For their part, the Democrats met in Chicago from July 8-11. Grover Cleveland from New York was the obvious candidate. Cleveland had served as Sheriff of Erie County from 1871 to 1873, Mayor of Buffalo in 1882 and Governor of New York from 1883 to 1885. Throughout his political career, Grover Cleveland had earned a reputation as an honest and fearless reformer, fighting corruption and willing to take on entrenched interest in the name of a better, more honest government. The New York Party bosses from Tammany Hall hated Cleveland, but that was a recommendation for his reform-minded supporters. Grover Cleveland easily won the Democratic nomination for president, along with Thomas A. Hendricks from Indiana for Vice-President. Hendricks had served in the House of Representatives from 1851-1855, in the Senate from 1863-1969, and as governor of Indiana from 1873-1877. He was known to be an honest man and a strong orator, who had opposed Reconstruction.
Because Cleveland had a public reputation for honesty, as opposed to Blaine’s alleged corruption, several prominent Republicans came out in support of Cleveland. These defectors came to be known as “mugwumps“, a name derived from an Algonquin word for chief. Although the name was given in derision, the Mugwumps adopted it with pride as champions of reform and honest government. Grover Cleveland’s reputation was stained by the revelation that he had fathered a child by Maria Halpin while a lawyer in Buffalo. When this scandal broke, Cleveland took the unusual step of instructing his campaign workers to tell the truth. He admitted to having a relationship with Halpin and while he was certain the child in question was his, he had paid child support as a public duty. This ex[planation may have appeased his own supporters, but the Republicans took to chanting, “Ma, Ma where’s my Pa?” at campaign events.

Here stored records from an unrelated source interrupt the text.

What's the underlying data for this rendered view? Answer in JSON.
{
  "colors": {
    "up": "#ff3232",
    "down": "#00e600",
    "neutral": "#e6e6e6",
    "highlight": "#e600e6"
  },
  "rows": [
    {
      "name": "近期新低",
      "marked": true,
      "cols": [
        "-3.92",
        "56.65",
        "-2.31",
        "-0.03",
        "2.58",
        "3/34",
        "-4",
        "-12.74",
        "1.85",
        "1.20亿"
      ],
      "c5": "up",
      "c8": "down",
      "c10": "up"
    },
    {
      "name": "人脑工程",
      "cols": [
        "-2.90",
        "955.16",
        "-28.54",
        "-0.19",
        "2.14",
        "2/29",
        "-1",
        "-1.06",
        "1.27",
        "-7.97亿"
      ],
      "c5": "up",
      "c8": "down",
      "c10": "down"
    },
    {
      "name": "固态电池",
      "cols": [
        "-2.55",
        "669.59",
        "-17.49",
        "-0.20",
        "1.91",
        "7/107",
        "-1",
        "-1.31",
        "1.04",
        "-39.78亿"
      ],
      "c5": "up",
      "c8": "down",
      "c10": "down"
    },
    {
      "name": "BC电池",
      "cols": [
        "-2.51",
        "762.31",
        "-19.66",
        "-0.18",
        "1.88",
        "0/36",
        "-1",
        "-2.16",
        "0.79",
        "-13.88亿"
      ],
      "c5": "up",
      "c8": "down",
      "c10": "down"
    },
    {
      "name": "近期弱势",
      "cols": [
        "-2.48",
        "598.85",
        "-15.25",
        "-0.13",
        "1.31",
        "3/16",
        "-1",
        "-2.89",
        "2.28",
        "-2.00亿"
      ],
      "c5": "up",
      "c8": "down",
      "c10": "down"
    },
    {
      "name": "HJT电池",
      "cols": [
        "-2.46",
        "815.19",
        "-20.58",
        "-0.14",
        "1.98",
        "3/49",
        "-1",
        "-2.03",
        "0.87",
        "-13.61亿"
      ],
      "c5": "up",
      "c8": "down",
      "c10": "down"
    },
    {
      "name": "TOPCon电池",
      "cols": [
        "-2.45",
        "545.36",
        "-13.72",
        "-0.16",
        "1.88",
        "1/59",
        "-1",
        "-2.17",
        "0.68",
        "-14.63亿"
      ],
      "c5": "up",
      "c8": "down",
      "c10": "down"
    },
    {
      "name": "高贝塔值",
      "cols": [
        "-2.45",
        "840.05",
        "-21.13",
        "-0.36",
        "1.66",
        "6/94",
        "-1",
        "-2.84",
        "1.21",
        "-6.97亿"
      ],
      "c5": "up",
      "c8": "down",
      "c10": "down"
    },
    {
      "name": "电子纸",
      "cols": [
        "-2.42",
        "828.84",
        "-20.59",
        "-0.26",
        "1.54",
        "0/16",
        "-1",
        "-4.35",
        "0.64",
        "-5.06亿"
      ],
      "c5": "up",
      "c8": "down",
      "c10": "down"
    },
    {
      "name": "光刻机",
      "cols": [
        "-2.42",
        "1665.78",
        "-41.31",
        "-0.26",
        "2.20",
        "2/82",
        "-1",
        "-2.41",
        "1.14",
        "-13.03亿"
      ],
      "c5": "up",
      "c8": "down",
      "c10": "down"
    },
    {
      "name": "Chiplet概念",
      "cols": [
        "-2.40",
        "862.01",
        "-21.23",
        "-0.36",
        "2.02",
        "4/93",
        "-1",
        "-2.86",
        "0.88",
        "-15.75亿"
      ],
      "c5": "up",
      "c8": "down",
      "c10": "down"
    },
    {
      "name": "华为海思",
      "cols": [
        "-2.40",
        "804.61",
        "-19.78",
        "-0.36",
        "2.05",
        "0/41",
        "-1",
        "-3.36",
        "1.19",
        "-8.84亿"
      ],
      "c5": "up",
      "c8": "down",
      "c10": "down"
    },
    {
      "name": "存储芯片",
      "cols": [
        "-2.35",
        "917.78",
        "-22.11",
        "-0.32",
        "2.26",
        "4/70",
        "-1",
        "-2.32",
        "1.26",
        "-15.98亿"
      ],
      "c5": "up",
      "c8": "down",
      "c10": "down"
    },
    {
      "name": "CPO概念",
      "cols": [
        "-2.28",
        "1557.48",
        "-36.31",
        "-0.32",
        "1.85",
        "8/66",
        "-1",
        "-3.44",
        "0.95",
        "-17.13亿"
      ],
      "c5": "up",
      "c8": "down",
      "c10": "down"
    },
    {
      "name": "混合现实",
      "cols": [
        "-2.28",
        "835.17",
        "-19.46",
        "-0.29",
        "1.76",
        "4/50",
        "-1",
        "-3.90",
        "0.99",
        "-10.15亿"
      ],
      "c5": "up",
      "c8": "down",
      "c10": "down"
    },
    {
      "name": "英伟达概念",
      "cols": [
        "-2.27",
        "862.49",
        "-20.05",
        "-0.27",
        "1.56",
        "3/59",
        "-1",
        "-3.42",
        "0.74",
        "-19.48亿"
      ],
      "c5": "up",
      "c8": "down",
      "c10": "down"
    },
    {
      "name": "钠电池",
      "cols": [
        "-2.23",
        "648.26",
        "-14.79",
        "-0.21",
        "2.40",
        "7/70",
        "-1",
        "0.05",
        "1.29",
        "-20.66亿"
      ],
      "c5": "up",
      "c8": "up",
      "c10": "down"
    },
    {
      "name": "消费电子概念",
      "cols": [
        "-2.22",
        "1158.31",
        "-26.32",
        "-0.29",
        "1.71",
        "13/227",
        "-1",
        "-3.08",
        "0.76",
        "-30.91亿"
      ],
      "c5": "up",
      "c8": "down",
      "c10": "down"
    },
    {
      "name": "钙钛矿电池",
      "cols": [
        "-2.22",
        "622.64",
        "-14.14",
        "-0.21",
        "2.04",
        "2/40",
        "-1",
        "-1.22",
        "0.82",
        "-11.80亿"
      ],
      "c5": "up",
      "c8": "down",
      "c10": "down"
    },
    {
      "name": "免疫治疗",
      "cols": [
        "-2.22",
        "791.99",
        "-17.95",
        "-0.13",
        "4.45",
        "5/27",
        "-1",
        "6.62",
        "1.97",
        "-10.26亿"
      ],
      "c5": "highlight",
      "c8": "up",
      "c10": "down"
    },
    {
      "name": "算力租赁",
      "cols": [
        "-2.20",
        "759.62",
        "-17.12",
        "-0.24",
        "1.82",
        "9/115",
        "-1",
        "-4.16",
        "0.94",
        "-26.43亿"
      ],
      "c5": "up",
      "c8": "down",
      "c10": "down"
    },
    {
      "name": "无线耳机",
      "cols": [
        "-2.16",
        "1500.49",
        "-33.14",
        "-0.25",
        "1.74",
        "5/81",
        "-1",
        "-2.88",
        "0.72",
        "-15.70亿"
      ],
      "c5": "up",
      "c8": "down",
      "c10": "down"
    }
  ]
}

The Election of 1884 was a close race and either candidate might have won, particularly whoever won the state of New York. The New York native Grover Cleveland might have seemed to be the obvious favorite, but James Blaine was also well-liked in New York, particularly by the Irish Catholics, since his mother had been Catholic and he was known to be anti-British. Then Blaine managed to destroy his chances twice in a single day. On October 29, Blaine made an appearance in New York City at which a speaker, a Presbyterian minister, made a remark about the Democrats being the party of “Rum, Romanism, and Rebellion“, alienating thousands of Irish Catholics. If that wasn’t bad enough, Blain attended a fundraiser that evening along with some of the richest men in the country. There wasn’t anything particularly wrong about that, except that the optics, as they say nowadays, of hobnobbing with the rich and famous in the middle of an economic recession didn’t look good.
In the end, Grover Cleveland won a narrow victory. Cleveland won 4,914,482 (48.9%) popular votes to Blaine.s 4,856,905 (48.3%). John St. John got 150,890 votes and Benjamin F. Butler won 134,294 votes. In the Electoral College Cleveland got 219 electoral votes, sweeping the South and winning Indian, New York, New Jersey, and Connecticut in the North. Blaine had 182 electoral votes winning the West and the rest of the North. Cleveland’s won New York by fewer than 1200 votes, and if not for Black Wednesday, October 29, Blaine would likely have won New York’s 36 electoral votes and won the election. As it was, the Democrats could finally respond to the Republicans’ taunts with, “Gone to the White House ha, ha, ha”.